Data excerpts:
•••••

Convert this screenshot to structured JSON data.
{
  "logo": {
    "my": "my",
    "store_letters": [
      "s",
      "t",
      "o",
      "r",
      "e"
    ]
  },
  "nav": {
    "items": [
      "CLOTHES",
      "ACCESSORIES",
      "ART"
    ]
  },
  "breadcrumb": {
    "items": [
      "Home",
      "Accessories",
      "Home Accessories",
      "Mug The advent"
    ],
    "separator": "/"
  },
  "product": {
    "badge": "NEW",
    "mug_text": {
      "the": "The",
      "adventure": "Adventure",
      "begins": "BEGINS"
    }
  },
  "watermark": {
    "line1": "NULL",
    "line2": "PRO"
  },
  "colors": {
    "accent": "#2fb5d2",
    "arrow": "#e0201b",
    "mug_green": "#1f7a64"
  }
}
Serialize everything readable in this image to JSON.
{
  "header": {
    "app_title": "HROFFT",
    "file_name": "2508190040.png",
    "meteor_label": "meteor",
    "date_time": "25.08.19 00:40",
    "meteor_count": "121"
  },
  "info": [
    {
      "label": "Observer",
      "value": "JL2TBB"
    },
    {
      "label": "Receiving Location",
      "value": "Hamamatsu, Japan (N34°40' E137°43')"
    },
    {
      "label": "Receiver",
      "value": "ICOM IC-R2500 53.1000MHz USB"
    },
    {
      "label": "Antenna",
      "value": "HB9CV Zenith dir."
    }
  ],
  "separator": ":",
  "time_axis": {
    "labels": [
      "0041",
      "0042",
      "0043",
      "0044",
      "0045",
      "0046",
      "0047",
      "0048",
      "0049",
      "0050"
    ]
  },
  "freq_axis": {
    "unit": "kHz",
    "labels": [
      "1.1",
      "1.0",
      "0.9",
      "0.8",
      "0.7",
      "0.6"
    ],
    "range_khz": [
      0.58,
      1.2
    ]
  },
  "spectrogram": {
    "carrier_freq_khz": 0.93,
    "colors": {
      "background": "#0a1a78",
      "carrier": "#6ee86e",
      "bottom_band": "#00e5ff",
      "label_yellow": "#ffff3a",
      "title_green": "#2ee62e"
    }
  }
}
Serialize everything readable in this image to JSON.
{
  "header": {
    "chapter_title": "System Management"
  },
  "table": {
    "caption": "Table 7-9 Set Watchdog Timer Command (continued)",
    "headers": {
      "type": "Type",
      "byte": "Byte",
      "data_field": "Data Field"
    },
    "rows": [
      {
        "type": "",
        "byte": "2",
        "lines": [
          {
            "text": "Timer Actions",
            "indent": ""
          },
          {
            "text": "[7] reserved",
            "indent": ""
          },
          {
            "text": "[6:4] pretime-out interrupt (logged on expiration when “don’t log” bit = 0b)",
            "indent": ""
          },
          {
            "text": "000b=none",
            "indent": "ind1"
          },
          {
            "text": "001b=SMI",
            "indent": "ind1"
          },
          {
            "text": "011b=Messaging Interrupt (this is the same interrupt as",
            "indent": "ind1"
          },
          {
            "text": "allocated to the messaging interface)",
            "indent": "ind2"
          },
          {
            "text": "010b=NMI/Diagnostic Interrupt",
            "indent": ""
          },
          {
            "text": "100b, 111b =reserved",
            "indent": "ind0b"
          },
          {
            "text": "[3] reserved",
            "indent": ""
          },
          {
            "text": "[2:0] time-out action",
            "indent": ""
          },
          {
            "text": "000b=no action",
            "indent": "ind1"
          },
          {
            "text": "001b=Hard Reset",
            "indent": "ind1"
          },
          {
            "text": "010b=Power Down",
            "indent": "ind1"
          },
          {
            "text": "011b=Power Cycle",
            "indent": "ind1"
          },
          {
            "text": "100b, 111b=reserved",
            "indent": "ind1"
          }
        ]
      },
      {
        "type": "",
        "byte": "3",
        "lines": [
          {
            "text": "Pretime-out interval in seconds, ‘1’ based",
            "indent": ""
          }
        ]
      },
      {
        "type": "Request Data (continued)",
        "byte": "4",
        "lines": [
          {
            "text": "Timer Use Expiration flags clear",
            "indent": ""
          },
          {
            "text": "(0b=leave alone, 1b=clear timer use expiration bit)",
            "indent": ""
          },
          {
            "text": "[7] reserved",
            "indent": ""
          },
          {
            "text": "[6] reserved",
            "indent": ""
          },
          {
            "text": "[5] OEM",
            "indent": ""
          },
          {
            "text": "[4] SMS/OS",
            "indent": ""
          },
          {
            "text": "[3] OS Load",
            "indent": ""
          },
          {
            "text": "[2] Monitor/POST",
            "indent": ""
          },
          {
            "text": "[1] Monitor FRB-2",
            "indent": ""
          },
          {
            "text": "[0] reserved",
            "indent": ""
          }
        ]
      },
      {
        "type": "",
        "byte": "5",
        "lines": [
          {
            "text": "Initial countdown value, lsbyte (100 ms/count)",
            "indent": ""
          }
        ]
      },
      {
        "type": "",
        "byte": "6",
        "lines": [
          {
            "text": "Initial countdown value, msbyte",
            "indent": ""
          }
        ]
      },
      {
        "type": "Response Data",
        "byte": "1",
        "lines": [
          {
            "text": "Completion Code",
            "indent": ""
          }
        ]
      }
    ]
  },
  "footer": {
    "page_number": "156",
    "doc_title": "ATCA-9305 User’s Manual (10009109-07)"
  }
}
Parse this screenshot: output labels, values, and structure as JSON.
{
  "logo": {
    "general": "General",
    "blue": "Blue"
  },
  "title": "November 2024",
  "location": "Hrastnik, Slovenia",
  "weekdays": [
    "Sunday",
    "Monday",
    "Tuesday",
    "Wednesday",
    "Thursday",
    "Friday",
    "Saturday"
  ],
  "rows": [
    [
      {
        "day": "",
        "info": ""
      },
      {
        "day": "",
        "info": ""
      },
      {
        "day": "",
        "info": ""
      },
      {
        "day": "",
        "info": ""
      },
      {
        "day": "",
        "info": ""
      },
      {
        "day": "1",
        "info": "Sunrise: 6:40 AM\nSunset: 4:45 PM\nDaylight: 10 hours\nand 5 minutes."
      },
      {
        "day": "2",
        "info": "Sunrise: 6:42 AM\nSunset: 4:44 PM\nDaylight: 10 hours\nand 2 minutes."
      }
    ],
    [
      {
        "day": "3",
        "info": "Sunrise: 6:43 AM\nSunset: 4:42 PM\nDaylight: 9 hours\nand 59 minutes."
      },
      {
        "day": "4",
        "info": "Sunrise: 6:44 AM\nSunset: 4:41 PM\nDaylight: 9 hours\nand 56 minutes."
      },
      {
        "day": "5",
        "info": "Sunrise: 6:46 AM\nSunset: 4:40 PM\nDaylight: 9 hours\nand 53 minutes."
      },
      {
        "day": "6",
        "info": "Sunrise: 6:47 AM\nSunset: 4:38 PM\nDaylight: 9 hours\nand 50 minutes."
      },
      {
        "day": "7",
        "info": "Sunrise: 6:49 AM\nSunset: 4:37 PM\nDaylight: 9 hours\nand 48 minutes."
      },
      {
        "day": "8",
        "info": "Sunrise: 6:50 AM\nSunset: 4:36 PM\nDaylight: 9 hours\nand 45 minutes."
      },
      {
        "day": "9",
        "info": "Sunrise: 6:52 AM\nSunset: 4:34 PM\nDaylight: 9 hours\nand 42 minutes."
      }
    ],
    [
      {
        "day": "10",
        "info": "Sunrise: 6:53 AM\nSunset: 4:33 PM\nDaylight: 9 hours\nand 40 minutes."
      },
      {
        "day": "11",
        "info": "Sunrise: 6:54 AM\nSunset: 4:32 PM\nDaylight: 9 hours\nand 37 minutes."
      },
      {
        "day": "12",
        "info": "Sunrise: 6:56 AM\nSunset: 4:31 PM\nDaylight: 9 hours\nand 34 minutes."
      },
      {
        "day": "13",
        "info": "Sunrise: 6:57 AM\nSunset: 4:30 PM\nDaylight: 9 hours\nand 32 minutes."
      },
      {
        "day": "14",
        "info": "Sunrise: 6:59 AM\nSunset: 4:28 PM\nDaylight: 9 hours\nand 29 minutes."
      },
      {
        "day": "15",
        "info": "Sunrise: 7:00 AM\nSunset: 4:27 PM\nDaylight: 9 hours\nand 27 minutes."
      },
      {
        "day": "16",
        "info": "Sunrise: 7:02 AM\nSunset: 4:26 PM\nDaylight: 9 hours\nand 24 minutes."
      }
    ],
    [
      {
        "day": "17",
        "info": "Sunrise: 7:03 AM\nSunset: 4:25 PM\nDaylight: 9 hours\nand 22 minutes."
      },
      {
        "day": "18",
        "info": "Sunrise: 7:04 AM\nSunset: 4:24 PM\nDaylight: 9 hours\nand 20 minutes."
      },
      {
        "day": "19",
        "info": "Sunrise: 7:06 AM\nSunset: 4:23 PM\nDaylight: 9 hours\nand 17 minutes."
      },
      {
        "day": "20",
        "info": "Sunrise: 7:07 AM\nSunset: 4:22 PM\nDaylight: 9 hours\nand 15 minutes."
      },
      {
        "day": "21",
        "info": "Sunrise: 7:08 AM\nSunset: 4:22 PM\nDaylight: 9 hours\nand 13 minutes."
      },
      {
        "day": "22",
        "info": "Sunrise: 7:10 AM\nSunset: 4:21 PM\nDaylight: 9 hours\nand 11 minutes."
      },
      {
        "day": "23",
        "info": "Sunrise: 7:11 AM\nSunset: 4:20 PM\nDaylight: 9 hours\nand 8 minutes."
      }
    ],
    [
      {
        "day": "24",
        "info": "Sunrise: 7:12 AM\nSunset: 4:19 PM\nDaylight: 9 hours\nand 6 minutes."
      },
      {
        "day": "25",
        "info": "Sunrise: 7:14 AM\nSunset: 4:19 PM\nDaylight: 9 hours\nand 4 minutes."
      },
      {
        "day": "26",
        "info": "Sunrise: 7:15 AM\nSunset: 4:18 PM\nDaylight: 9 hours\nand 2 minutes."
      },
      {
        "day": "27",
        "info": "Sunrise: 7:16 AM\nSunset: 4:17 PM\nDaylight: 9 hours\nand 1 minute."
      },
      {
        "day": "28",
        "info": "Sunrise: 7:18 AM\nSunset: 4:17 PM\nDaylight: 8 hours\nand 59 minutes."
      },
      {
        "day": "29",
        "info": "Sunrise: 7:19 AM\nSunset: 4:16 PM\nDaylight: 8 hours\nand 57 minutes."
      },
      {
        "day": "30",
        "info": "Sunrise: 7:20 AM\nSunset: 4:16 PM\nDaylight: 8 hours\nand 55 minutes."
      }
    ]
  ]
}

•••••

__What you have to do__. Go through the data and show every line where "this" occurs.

__Response to the exercise__.
Convert this screenshot to structured JSON data.
Serialize everything readable in this image to JSON.
Serialize everything readable in this image to JSON.
            "text": "011b=Messaging Interrupt (this is the same interrupt as",
Parse this screenshot: output labels, values, and structure as JSON.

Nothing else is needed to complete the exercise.